====== Given records
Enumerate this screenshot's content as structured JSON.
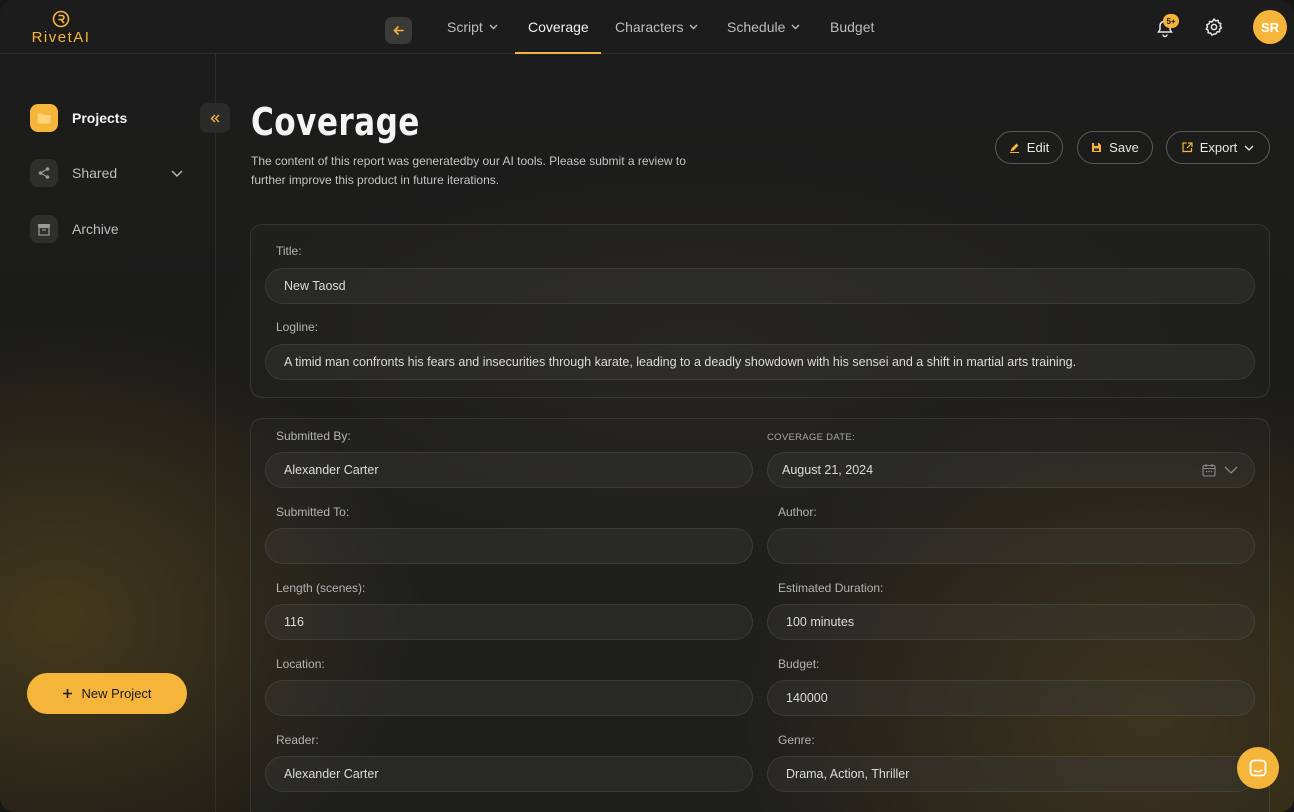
{
  "brand": {
    "name": "RivetAI"
  },
  "nav": {
    "items": [
      {
        "label": "Script",
        "dropdown": true
      },
      {
        "label": "Coverage",
        "dropdown": false,
        "active": true
      },
      {
        "label": "Characters",
        "dropdown": true
      },
      {
        "label": "Schedule",
        "dropdown": true
      },
      {
        "label": "Budget",
        "dropdown": false
      }
    ],
    "notification_badge": "5+",
    "user_initials": "SR"
  },
  "sidebar": {
    "items": [
      {
        "label": "Projects",
        "icon": "folder-icon",
        "active": true
      },
      {
        "label": "Shared",
        "icon": "share-icon"
      },
      {
        "label": "Archive",
        "icon": "archive-icon"
      }
    ],
    "new_project_label": "New Project"
  },
  "page": {
    "title": "Coverage",
    "description": "The content of this report was generatedby our AI tools. Please submit a review to further improve this product in future iterations.",
    "actions": {
      "edit": "Edit",
      "save": "Save",
      "export": "Export"
    }
  },
  "summary": {
    "title_label": "Title:",
    "title_value": "New Taosd",
    "logline_label": "Logline:",
    "logline_value": "A timid man confronts his fears and insecurities through karate, leading to a deadly showdown with his sensei and a shift in martial arts training."
  },
  "details": {
    "submitted_by_label": "Submitted By:",
    "submitted_by_value": "Alexander Carter",
    "coverage_date_label": "COVERAGE DATE:",
    "coverage_date_value": "August 21, 2024",
    "submitted_to_label": "Submitted To:",
    "submitted_to_value": "",
    "author_label": "Author:",
    "author_value": "",
    "length_label": "Length (scenes):",
    "length_value": "116",
    "duration_label": "Estimated Duration:",
    "duration_value": "100 minutes",
    "location_label": "Location:",
    "location_value": "",
    "budget_label": "Budget:",
    "budget_value": "140000",
    "reader_label": "Reader:",
    "reader_value": "Alexander Carter",
    "genre_label": "Genre:",
    "genre_value": "Drama, Action, Thriller"
  },
  "colors": {
    "accent": "#f5b53b",
    "background": "#1a1a18"
  }
}
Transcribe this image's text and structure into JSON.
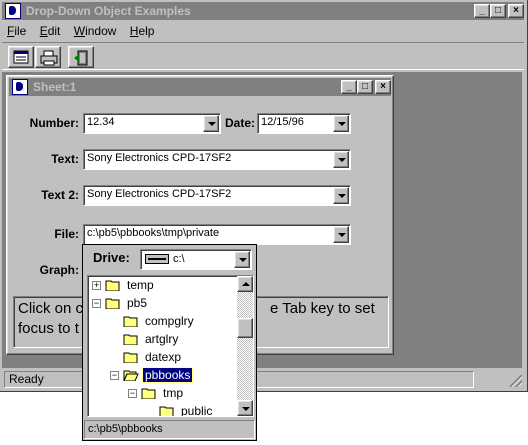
{
  "app": {
    "title": "Drop-Down Object Examples",
    "menu": [
      {
        "key": "F",
        "rest": "ile"
      },
      {
        "key": "E",
        "rest": "dit"
      },
      {
        "key": "W",
        "rest": "indow"
      },
      {
        "key": "H",
        "rest": "elp"
      }
    ],
    "status": "Ready"
  },
  "sheet": {
    "title": "Sheet:1",
    "number_label": "Number:",
    "number_value": "12.34",
    "date_label": "Date:",
    "date_value": "12/15/96",
    "text_label": "Text:",
    "text_value": "Sony Electronics CPD-17SF2",
    "text2_label": "Text 2:",
    "text2_value": "Sony Electronics CPD-17SF2",
    "file_label": "File:",
    "file_value": "c:\\pb5\\pbbooks\\tmp\\private",
    "graph_label": "Graph:",
    "help_line1_left": "Click on c",
    "help_line1_right": "e Tab key to set",
    "help_line2_left": "focus to t"
  },
  "dropdown": {
    "drive_label": "Drive:",
    "drive_value": "c:\\",
    "tree": [
      {
        "label": "temp",
        "expander": "+"
      },
      {
        "label": "pb5",
        "expander": "-"
      },
      {
        "label": "compglry",
        "expander": ""
      },
      {
        "label": "artglry",
        "expander": ""
      },
      {
        "label": "datexp",
        "expander": ""
      },
      {
        "label": "pbbooks",
        "expander": "-"
      },
      {
        "label": "tmp",
        "expander": "-"
      },
      {
        "label": "public",
        "expander": ""
      }
    ],
    "path": "c:\\pb5\\pbbooks"
  },
  "colors": {
    "face": "#c0c0c0",
    "inactive_title": "#808080",
    "selection": "#000080",
    "folder": "#ffff80"
  }
}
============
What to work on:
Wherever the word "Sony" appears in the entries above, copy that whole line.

Response for this exercise:
    "text_value": "Sony Electronics CPD-17SF2",
    "text2_value": "Sony Electronics CPD-17SF2",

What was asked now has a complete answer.